For years the Hiss case represented, in small, for this country what the Dreyfus case had represented for France. It dramatically divided our most politically conscious population and still divides it even now when non-communist Russia has officially announced that there are no records in Military Intelligence to indicate that either Hiss or Chambers was ever a spy. We can suppose that scholars of Soviet espionage will seek a more convincing case for the innocence of the two men than merely this limited statement.

It was in the spring of 1933, only a few days before Lionel and I made our permanent break with the radical movement, that Whittaker Chambers came to see me. He had come to ask me to help him with his spying operation.

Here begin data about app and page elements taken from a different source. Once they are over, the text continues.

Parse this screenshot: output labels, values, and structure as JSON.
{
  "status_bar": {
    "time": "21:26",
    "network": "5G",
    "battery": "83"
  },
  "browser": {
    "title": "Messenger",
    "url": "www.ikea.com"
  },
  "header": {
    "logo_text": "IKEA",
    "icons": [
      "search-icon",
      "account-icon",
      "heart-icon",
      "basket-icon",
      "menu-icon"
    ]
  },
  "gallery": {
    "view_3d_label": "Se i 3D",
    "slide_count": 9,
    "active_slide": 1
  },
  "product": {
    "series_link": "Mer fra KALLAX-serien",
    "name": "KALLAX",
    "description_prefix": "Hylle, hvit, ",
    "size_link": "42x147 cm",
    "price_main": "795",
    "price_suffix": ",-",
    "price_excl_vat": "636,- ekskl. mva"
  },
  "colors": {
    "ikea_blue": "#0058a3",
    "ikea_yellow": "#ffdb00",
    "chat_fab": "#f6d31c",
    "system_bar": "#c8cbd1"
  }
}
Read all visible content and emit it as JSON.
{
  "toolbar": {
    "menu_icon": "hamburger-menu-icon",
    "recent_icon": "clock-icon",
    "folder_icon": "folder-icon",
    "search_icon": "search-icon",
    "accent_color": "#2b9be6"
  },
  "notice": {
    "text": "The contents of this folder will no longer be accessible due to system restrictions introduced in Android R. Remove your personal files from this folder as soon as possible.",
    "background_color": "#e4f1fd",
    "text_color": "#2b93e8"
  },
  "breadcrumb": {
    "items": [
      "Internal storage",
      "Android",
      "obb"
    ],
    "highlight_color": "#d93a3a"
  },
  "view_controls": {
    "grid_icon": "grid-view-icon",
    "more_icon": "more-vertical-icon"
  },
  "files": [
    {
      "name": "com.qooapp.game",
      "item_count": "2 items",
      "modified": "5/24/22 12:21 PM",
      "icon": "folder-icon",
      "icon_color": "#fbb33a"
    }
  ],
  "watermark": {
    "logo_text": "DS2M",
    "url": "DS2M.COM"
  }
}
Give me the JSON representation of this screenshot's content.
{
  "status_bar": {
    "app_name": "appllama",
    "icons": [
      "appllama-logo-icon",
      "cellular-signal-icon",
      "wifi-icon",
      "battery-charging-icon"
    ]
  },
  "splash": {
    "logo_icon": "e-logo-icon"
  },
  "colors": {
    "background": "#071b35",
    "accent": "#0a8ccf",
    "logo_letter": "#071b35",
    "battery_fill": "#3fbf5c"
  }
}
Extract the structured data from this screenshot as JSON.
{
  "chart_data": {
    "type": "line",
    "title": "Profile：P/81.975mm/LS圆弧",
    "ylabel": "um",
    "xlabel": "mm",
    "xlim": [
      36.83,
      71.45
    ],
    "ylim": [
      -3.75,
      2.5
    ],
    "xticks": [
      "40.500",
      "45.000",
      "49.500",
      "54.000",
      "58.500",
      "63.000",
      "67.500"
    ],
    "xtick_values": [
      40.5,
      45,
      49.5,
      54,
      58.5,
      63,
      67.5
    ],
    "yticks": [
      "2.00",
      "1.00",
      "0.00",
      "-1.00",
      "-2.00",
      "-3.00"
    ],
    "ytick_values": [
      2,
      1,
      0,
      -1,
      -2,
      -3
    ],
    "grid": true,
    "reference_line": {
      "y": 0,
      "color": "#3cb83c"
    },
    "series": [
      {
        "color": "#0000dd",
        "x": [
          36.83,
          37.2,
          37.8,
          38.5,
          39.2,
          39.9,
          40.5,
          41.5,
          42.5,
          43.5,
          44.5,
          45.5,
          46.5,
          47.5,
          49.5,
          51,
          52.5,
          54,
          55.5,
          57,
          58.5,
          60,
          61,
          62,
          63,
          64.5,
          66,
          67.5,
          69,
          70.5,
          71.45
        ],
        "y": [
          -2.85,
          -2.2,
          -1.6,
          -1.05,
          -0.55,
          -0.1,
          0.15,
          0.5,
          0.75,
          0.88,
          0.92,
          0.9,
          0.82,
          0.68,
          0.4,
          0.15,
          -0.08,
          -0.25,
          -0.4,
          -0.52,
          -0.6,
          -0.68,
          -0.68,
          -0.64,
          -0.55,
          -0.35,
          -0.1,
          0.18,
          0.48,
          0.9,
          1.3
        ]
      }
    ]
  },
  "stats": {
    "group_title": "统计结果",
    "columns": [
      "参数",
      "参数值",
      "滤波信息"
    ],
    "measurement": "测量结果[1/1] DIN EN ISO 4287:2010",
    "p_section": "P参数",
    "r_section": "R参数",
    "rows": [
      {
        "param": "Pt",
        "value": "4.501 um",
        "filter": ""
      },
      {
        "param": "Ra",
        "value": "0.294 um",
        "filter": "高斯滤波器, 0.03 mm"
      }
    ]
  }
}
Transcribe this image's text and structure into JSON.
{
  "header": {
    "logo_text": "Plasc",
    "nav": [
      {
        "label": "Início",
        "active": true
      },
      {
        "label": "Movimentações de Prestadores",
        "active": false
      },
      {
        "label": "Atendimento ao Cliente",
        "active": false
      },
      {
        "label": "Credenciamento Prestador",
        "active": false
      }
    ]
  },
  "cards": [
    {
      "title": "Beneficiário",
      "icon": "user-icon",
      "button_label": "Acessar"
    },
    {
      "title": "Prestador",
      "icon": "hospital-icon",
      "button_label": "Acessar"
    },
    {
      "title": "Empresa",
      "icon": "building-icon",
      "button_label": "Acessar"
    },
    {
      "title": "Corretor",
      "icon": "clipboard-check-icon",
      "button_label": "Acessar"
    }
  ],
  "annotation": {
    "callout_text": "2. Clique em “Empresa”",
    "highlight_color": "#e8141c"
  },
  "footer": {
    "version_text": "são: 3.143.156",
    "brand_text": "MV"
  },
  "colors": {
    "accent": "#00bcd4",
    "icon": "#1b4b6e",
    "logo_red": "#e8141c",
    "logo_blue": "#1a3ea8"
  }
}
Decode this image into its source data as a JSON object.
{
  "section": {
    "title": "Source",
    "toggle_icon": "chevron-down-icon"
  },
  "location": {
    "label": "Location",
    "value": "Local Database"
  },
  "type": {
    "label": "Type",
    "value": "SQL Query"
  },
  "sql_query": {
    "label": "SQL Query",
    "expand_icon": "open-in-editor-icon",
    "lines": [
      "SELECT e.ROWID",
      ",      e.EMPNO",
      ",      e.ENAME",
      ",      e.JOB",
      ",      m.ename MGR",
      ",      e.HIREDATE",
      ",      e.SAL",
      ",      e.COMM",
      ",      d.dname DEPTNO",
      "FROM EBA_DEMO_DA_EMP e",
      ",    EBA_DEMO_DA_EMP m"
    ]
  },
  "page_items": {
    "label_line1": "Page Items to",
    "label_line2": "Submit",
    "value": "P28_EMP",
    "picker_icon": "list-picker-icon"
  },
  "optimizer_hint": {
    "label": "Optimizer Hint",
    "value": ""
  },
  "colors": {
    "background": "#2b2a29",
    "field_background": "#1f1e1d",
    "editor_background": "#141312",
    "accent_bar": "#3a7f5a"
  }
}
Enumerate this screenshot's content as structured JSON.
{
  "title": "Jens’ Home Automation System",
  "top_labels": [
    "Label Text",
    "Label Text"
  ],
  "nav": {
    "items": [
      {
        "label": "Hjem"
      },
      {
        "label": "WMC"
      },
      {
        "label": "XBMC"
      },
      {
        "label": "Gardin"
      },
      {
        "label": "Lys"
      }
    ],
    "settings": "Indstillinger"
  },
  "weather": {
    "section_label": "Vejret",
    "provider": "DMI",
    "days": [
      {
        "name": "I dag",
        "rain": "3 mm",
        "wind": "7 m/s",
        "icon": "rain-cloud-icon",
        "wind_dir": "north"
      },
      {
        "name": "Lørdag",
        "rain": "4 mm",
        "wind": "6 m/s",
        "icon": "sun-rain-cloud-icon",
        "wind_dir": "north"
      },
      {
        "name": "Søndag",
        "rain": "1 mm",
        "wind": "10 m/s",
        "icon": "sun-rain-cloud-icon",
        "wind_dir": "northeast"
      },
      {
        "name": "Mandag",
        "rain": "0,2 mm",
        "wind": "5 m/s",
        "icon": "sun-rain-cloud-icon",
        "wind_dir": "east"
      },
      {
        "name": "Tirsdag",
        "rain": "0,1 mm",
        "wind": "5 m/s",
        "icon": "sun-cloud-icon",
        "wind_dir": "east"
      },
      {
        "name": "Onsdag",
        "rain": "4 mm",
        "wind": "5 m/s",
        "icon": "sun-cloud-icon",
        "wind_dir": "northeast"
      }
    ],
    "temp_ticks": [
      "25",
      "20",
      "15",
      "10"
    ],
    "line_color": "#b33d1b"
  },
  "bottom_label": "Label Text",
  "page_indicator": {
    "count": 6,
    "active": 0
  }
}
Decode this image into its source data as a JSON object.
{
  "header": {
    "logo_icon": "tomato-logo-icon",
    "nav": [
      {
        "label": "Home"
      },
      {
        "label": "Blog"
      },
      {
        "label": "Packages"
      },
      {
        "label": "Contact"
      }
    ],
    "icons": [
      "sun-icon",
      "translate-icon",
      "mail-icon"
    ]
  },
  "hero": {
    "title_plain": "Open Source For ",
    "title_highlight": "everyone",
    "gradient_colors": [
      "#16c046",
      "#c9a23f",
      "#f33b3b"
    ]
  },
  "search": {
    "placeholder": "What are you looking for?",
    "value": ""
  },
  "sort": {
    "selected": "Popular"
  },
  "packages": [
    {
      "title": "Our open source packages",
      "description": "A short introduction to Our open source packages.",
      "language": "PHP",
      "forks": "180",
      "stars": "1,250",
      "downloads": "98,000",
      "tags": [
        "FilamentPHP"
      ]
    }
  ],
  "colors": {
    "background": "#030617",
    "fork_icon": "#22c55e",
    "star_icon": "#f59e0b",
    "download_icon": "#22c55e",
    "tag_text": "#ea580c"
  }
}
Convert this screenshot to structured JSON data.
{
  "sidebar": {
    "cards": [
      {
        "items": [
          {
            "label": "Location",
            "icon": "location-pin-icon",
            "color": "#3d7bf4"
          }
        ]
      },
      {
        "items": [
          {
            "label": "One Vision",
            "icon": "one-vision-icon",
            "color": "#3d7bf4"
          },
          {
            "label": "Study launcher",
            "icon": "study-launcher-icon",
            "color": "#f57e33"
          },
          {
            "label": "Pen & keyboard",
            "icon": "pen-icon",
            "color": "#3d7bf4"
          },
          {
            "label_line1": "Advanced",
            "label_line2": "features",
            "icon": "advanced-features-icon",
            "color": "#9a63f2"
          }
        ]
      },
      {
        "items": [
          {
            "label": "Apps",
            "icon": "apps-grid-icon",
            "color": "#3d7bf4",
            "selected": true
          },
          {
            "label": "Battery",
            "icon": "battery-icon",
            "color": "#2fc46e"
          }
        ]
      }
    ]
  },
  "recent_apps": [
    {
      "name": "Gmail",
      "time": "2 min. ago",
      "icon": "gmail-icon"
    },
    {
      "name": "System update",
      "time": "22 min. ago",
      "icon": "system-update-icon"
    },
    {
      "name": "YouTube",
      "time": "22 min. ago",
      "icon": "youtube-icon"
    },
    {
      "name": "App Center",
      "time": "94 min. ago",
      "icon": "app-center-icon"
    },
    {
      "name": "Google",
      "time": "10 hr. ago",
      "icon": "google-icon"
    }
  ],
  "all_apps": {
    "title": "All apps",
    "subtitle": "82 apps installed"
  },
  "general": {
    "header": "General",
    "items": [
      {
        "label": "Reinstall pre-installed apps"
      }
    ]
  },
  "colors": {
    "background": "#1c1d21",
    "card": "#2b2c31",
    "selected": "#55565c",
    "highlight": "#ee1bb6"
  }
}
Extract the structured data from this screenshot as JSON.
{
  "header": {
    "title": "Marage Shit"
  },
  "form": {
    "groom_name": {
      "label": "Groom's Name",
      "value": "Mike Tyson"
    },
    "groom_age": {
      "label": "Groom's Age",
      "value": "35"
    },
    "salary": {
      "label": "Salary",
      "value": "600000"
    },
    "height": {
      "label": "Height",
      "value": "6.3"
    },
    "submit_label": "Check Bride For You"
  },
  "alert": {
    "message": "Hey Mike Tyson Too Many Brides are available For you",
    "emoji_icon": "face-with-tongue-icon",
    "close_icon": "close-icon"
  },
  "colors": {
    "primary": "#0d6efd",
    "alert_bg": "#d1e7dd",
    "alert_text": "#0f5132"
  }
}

Although he and Lionel had known each other in college, it was I, not Lionel, whom he came to see. In fact, he had been watching for Lionel to leave the house and, he told me, instead of taking the elevator to our fifth-floor apartment, he had walked up the back stairs so as not to be seen. I suppose that anyone who seeks a communist Utopia is pursuing an illusion. Chambers carried the quest further than most of us. Everyone in our political vicinity "knew" that Chambers was a Soviet agent-years later, during the trials, a former colleague of his at Time would write of him that his espionage was the best advertised secret of the day.

He promptly stated his business to me: he wanted me to receive mail for him; I was to be his drop. As I look back on his visit today from the distance of more than half a century, a passage of time in which we have witnessed not only the apotheosis but also the dissolution of Soviet power, what most impresses me about Chambers's request is the emotion with which I received it. From the start of our conversation, I knew that I was not going to do what he asked of me. Yet I was enormously flattered that he thought me capable of his treasonable assignment and I was ashamed to refuse him. I had reason enough to think of myself as a preternaturally fearful person but here was this man of the world, this man of two worlds, who believed me to be enough courageous to assist him in his spying. I felt greatly complimented. Plainly, my pleasure had little to do with my politics. In the next days I stopped being the fellow-traveler I had been for the better part of a year. I had done with the adventure of communism.

As I now recollect this visit and the risk to which it invited me, I recall a perhaps even more dangerous risk which I narrowly skirted as a child. I was 11 or 12 years old and living with my family on Ocean Parkway in Brooklyn. On a spring evening when my parents supposed that I was visiting a friend next door, she and I and another girl our age had gone out on the Parkway to pick up boys. It was after dark and the Parkway was largely deserted. Several cars went by without noticing us until finally a car stopped and three men approached us. They were grown men, not boys, and they stood for a moment studying us before they offered to take one of us for a ride. "Which one?" my friend asked boldly. The speaker pointed at me. "The little one in the middle." It was a long block to my house but I was not conscious of running until, breathless and trembling, I was inside my front door. Then, too, I was flattered that of the three of us it was I whom the men had chosen. But the point is, of course, that I did not surrender to the flattery. My upbringing was stronger than the seduction.

The seductions of the former Soviet Union have been gravely entrapping of us in the democracies but we have paid a big price for conspiring in the lie that communism represented. Despite the collapse of the Soviet Union, our most-conscious social egalitarians steadily grow in self-confidence and even-shall I say it?-in moral smugness. It is as if anti-anti-communism has given them a permanent certification of moral rectitude. This is a measurable self-deception and like all refusals of truth, it is bound to impair our perception of political and social actuality.

How Mccarthy Gave Anti-Communism A Bad Name | News